Each line of the material is to be written out exactly.
Data supplied START
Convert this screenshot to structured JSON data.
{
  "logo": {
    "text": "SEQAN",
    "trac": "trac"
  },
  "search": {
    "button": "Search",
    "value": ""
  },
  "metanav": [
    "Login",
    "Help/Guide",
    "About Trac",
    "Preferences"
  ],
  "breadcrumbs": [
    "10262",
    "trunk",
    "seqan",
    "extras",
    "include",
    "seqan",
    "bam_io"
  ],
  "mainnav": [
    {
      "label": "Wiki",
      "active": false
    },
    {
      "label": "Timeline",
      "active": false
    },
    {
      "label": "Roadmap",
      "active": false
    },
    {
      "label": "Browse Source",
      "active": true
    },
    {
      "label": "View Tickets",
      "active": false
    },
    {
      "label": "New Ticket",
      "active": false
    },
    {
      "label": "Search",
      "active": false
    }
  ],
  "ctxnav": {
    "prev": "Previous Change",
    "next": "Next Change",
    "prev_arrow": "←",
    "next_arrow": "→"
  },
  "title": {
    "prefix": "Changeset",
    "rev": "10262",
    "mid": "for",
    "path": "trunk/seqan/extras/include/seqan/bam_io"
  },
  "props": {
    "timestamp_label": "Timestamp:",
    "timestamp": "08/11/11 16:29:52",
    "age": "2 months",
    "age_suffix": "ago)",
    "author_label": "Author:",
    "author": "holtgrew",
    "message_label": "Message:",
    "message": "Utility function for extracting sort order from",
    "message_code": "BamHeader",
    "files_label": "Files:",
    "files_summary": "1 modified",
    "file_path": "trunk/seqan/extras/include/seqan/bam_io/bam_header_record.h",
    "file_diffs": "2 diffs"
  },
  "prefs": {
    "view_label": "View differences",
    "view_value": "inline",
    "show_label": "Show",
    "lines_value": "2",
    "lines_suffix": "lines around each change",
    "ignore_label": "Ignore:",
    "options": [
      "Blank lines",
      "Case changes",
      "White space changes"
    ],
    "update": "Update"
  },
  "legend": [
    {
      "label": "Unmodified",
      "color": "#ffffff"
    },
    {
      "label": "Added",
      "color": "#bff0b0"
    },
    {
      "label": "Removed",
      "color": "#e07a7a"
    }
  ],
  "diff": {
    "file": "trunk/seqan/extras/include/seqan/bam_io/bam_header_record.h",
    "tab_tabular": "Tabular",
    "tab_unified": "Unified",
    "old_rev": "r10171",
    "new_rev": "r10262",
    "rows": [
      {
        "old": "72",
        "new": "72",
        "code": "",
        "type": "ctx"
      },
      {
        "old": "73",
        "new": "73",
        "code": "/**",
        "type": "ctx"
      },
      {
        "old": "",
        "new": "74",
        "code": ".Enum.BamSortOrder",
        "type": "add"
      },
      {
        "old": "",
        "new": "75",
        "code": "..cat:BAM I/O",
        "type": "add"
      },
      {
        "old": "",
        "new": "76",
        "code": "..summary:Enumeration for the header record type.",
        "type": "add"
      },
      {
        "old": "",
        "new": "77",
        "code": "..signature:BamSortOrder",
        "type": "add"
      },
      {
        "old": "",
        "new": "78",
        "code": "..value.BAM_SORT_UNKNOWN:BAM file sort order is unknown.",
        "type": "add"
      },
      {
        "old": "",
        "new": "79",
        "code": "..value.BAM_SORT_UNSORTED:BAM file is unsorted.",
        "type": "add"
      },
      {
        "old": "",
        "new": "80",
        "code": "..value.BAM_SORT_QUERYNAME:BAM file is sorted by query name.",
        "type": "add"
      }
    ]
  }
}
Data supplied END
> _Exercise result_
Convert this screenshot to structured JSON data.
{
  "logo": {
    "text": "SEQAN",
    "trac": "trac"
  },
  "search": {
    "button": "Search",
    "value": ""
  },
  "metanav": [
    "Login",
    "Help/Guide",
    "About Trac",
    "Preferences"
  ],
  "breadcrumbs": [
    "10262",
    "trunk",
    "seqan",
    "extras",
    "include",
    "seqan",
    "bam_io"
  ],
  "mainnav": [
    {
      "label": "Wiki",
      "active": false
    },
    {
      "label": "Timeline",
      "active": false
    },
    {
      "label": "Roadmap",
      "active": false
    },
    {
      "label": "Browse Source",
      "active": true
    },
    {
      "label": "View Tickets",
      "active": false
    },
    {
      "label": "New Ticket",
      "active": false
    },
    {
      "label": "Search",
      "active": false
    }
  ],
  "ctxnav": {
    "prev": "Previous Change",
    "next": "Next Change",
    "prev_arrow": "←",
    "next_arrow": "→"
  },
  "title": {
    "prefix": "Changeset",
    "rev": "10262",
    "mid": "for",
    "path": "trunk/seqan/extras/include/seqan/bam_io"
  },
  "props": {
    "timestamp_label": "Timestamp:",
    "timestamp": "08/11/11 16:29:52",
    "age": "2 months",
    "age_suffix": "ago)",
    "author_label": "Author:",
    "author": "holtgrew",
    "message_label": "Message:",
    "message": "Utility function for extracting sort order from",
    "message_code": "BamHeader",
    "files_label": "Files:",
    "files_summary": "1 modified",
    "file_path": "trunk/seqan/extras/include/seqan/bam_io/bam_header_record.h",
    "file_diffs": "2 diffs"
  },
  "prefs": {
    "view_label": "View differences",
    "view_value": "inline",
    "show_label": "Show",
    "lines_value": "2",
    "lines_suffix": "lines around each change",
    "ignore_label": "Ignore:",
    "options": [
      "Blank lines",
      "Case changes",
      "White space changes"
    ],
    "update": "Update"
  },
  "legend": [
    {
      "label": "Unmodified",
      "color": "#ffffff"
    },
    {
      "label": "Added",
      "color": "#bff0b0"
    },
    {
      "label": "Removed",
      "color": "#e07a7a"
    }
  ],
  "diff": {
    "file": "trunk/seqan/extras/include/seqan/bam_io/bam_header_record.h",
    "tab_tabular": "Tabular",
    "tab_unified": "Unified",
    "old_rev": "r10171",
    "new_rev": "r10262",
    "rows": [
      {
        "old": "72",
        "new": "72",
        "code": "",
        "type": "ctx"
      },
      {
        "old": "73",
        "new": "73",
        "code": "/**",
        "type": "ctx"
      },
      {
        "old": "",
        "new": "74",
        "code": ".Enum.BamSortOrder",
        "type": "add"
      },
      {
        "old": "",
        "new": "75",
        "code": "..cat:BAM I/O",
        "type": "add"
      },
      {
        "old": "",
        "new": "76",
        "code": "..summary:Enumeration for the header record type.",
        "type": "add"
      },
      {
        "old": "",
        "new": "77",
        "code": "..signature:BamSortOrder",
        "type": "add"
      },
      {
        "old": "",
        "new": "78",
        "code": "..value.BAM_SORT_UNKNOWN:BAM file sort order is unknown.",
        "type": "add"
      },
      {
        "old": "",
        "new": "79",
        "code": "..value.BAM_SORT_UNSORTED:BAM file is unsorted.",
        "type": "add"
      },
      {
        "old": "",
        "new": "80",
        "code": "..value.BAM_SORT_QUERYNAME:BAM file is sorted by query name.",
        "type": "add"
      }
    ]
  }
}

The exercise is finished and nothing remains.